Slow start could doom Rangers
They started slow and finished ugly. There wasn't much good in between either for the Rangers, who looked bad losing Game 4 Monday night and their lead in this series.
The awful first period was their downfall, yet again. The Rangers have been able to impose their will on a great number of games this season and postseason, but this was the fourth time out of four Eastern Conference finals games in which the Devils grabbed a game by the throat.
They let go twice before because of Henrik Lundqvist. Monday night, Bryce Salvador's soft shot sailed through a mess of legs and between Lundqvist's pads 8:10 into a first period that was all Devils, and a 1-0 lead seemed far bigger.
"I don't know why," Marc Staal said of his team's sluggishness out of the gate. "It's their building, they're down a game, so you know they're coming out hard. We need to be more prepared to be quicker right from the start."
Lundqvist had no chance on Salvador's goal, nor on Travis Zajac's conversion of a two-on-one just 3:49 later. The score and the 12-3 Devils shot advantage 15 minutes in made things look as bad as possible for the Rangers, but this was not too far off from the brutally slow, out-of-sync start the Rangers had in Game 2, or at times in Game 3.
They have Lundqvist, who can make a 0-0 tie seem like a two-goal lead with his focus and control. But once the Devils dented his shell Monday night, they played faster and stronger, while the Rangers receded, stumbling over simple plays.
"It looked for a bit like more of the same from the other night," Devils coach Peter DeBoer said. "But the first one was big. I thought we played a little looser from then on."
And the Rangers grew tighter and then, finally, they blew. Mike Rupp got called for a borderline hit on Devils defenseman Peter Harrold, then took a swipe at Martin Brodeur; Ryan Callahan and Ilya Kovalchuk had earlier exchanged unpleasantries, with Callahan delivering a few punches to a seated Kovalchuk. The Devils winger responded with a spear to the gut.
Then there was the shouting match between the coaches. Both downplayed it after the game, and John Tortorella was downright philosophical about his team following their worst loss of the playoffs.

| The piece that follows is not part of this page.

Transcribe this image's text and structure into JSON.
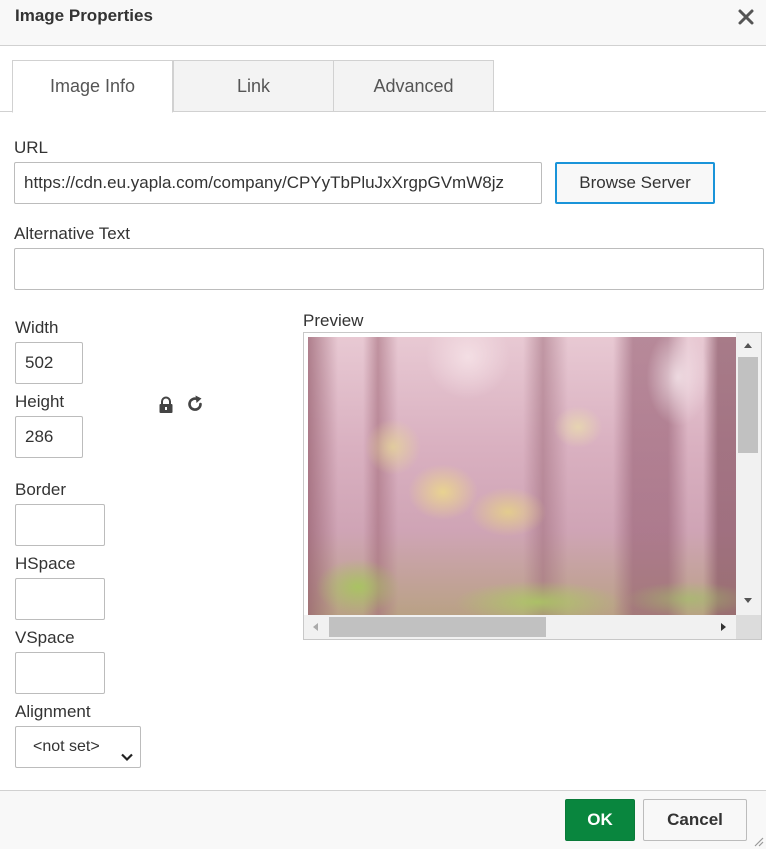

"We have to be able to hold onto pucks," he said. "We had the yips with it. We just gave it back to them . . . It was a struggle with a number of guys."
But the Rangers coach is confident his team will respond Wednesday in Game 5. Who's to doubt him? Even though the Rangers had some discipline breakdowns late to go with their structural breakdowns early, they have been able to easily discard the ugly ones and return to their usual selves the next game.

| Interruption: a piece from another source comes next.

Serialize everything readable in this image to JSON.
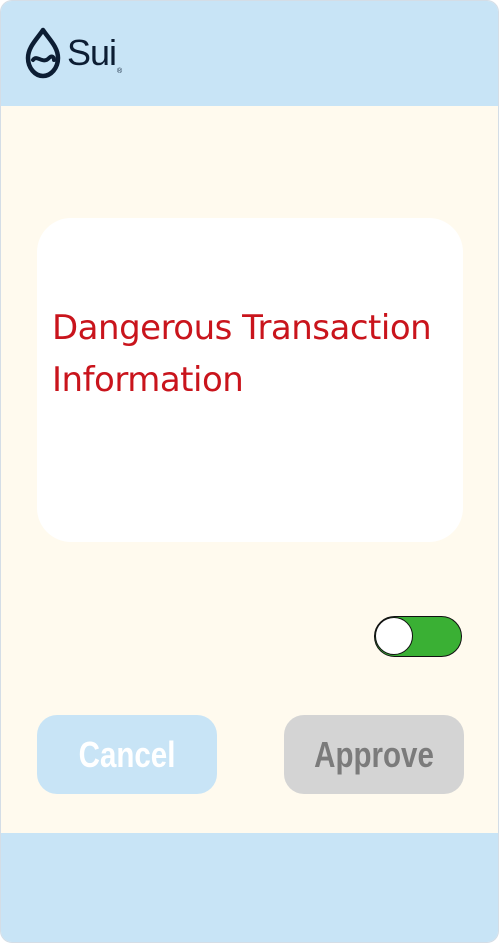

The one aspect they have to change is how they come out from the opening faceoff. The Rangers are without a first-period goal in the four games so far, and have just seven in 18 playoff games, a dismal total no matter what style of game you play; they've allowed only nine first-period goals this postseason, which would be a solidly low number without their own inability to jump out early.
The Rangers are masters at smothering defense and they have a goaltender who can suck the life out of the best opponent.

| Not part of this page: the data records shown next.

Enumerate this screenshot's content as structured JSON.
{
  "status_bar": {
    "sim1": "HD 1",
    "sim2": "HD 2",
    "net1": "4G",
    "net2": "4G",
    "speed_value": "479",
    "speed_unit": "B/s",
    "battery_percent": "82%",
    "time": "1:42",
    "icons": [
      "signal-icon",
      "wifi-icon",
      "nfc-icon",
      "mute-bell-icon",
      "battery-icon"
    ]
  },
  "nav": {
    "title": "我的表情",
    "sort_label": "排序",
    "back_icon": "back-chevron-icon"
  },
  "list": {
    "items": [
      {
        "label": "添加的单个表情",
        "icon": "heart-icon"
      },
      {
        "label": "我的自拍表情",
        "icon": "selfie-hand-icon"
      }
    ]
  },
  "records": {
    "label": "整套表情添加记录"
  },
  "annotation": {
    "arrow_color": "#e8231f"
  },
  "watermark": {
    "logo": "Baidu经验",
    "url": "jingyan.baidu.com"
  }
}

But now, with yet another series knotted 2-2, the Rangers have to find a way to take charge rather than absorb blows. Their playoff lives may depend on it.